How’s my Child Doing? Scholastic Monitoring for Early and Effective Intervention


To ensure that your student is receiving the best education available, his progress is routinely measured to determine if supplemental assistance is needed. 

Classroom performance is a key indicator.  In addition, most schools use ‘universal screening’, testing each child in kindergarten through second grade to evaluate student comprehension of basic math concepts as well as reading readiness and initial reading progress. 

Basic math concepts include:

the ability to name written basic numerals

the knowledge of the quantities represented by the numbers

the ability to perform basic calculations such as addition and subtraction

Skills of early literacy include:

the ability to name the letters of the alphabet

the knowledge of the sounds of the letters

the ability to read‘sight words’ (common words such as ‘the’ and ‘and’) without having to sound them out

the ability to read grade-level vocabulary at an appropriately speed

the ability to understand what is read

Through the screening and testing, students in need of remedial teaching are identified and interventions are provided for them as early as possible so that they will be able to keep up with their class.  Response to these interventions is tracked to measure improvement so that remedial programs can be modified if necessary.  

Often a student begins to have difficulty with classwork during the middle elementary grades, third through fifth.  Remediation may be necessary for such reasons as to improve reading fluency, vocabulary and comprehension as well as the ability to work with more advanced math concepts.  Identification of these students through classroom performance, screening and testing allows the schools to provide help for them before they fall significantly behind.   

Middle and high school students are less likely to be universally screened and tested. Their progress is usually tracked through classroom performance in quizzes, tests, participation, homework, compositions and projects. 

Lear Educational Center provides one-to-one tutoring designed to meet the individual needs of students.
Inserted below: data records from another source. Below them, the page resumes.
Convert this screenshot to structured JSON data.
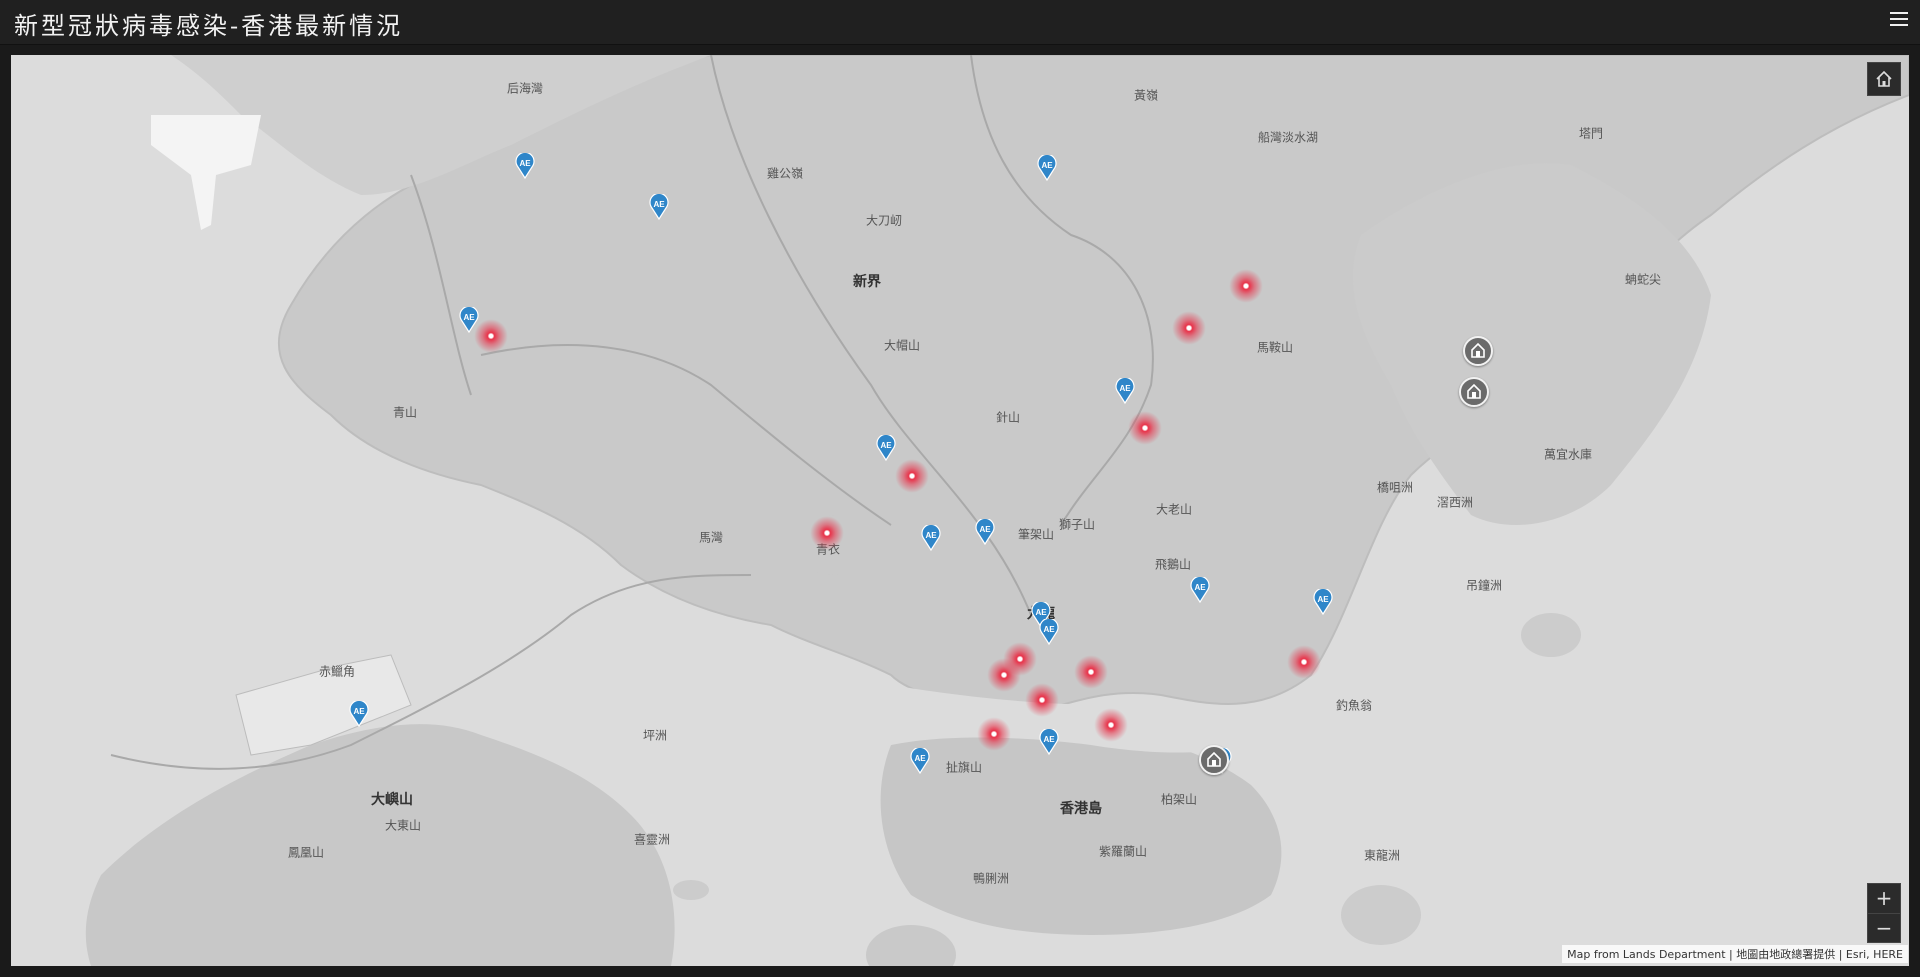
{
  "header": {
    "title": "新型冠狀病毒感染-香港最新情況"
  },
  "icons": {
    "menu": "hamburger-menu-icon",
    "home": "home-icon",
    "zoom_in": "plus-icon",
    "zoom_out": "minus-icon"
  },
  "colors": {
    "header_bg": "#202020",
    "hotspot": "#e8334a",
    "ae_pin": "#2f86c9",
    "shelter": "#6b6b6b"
  },
  "map": {
    "labels": [
      "后海灣",
      "黃嶺",
      "船灣淡水湖",
      "塔門",
      "雞公嶺",
      "大刀屻",
      "新界",
      "蚺蛇尖",
      "大帽山",
      "馬鞍山",
      "青山",
      "針山",
      "萬宜水庫",
      "橋咀洲",
      "滘西洲",
      "大老山",
      "筆架山",
      "獅子山",
      "馬灣",
      "青衣",
      "飛鵝山",
      "吊鐘洲",
      "九龍",
      "赤鱲角",
      "坪洲",
      "扯旗山",
      "釣魚翁",
      "大嶼山",
      "香港島",
      "柏架山",
      "大東山",
      "喜靈洲",
      "鳳凰山",
      "紫羅蘭山",
      "東龍洲",
      "鴨脷洲"
    ],
    "ae_label": "AE",
    "zoom": {
      "in": "+",
      "out": "−"
    }
  },
  "attribution": "Map from Lands Department | 地圖由地政總署提供 | Esri, HERE"
}
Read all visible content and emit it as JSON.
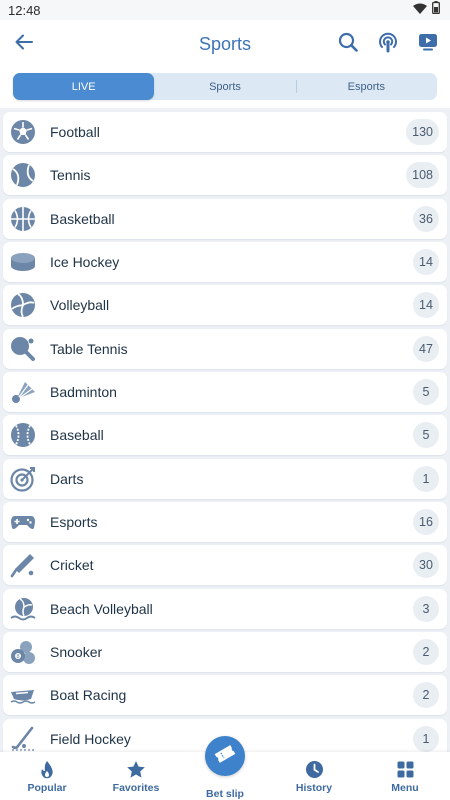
{
  "status_bar": {
    "time": "12:48"
  },
  "header": {
    "title": "Sports"
  },
  "tabs": [
    {
      "label": "LIVE",
      "active": true
    },
    {
      "label": "Sports",
      "active": false
    },
    {
      "label": "Esports",
      "active": false
    }
  ],
  "sports": [
    {
      "label": "Football",
      "count": "130",
      "icon": "football-icon"
    },
    {
      "label": "Tennis",
      "count": "108",
      "icon": "tennis-ball-icon"
    },
    {
      "label": "Basketball",
      "count": "36",
      "icon": "basketball-icon"
    },
    {
      "label": "Ice Hockey",
      "count": "14",
      "icon": "hockey-puck-icon"
    },
    {
      "label": "Volleyball",
      "count": "14",
      "icon": "volleyball-icon"
    },
    {
      "label": "Table Tennis",
      "count": "47",
      "icon": "ping-pong-paddle-icon"
    },
    {
      "label": "Badminton",
      "count": "5",
      "icon": "shuttlecock-icon"
    },
    {
      "label": "Baseball",
      "count": "5",
      "icon": "baseball-icon"
    },
    {
      "label": "Darts",
      "count": "1",
      "icon": "dartboard-icon"
    },
    {
      "label": "Esports",
      "count": "16",
      "icon": "gamepad-icon"
    },
    {
      "label": "Cricket",
      "count": "30",
      "icon": "cricket-bat-icon"
    },
    {
      "label": "Beach Volleyball",
      "count": "3",
      "icon": "beach-volleyball-icon"
    },
    {
      "label": "Snooker",
      "count": "2",
      "icon": "snooker-balls-icon"
    },
    {
      "label": "Boat Racing",
      "count": "2",
      "icon": "boat-icon"
    },
    {
      "label": "Field Hockey",
      "count": "1",
      "icon": "field-hockey-stick-icon"
    }
  ],
  "bottom_nav": [
    {
      "label": "Popular",
      "icon": "flame-icon"
    },
    {
      "label": "Favorites",
      "icon": "star-icon"
    },
    {
      "label": "Bet slip",
      "icon": "ticket-icon"
    },
    {
      "label": "History",
      "icon": "clock-icon"
    },
    {
      "label": "Menu",
      "icon": "grid-icon"
    }
  ],
  "colors": {
    "accent": "#4a8bd1",
    "title": "#3d74b6",
    "icon": "#6b86a6",
    "background": "#edf1f6"
  }
}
We interface with schools, working with the curriculum appropriate for each student. We accommodate and compensate for learning differences, helping students meet IEP and remediation goals. We also teach study skills, learning strategies and techniques which help students meet the classroom challenges of today and those of tomorrow.

At Lear Educational Centerwe use programs that are widely acclaimed for their success in teaching students with learning differences. These programs include the Wilson Reading System, Lindamood-Bell, Saxon Math, and Orton-Gillingham.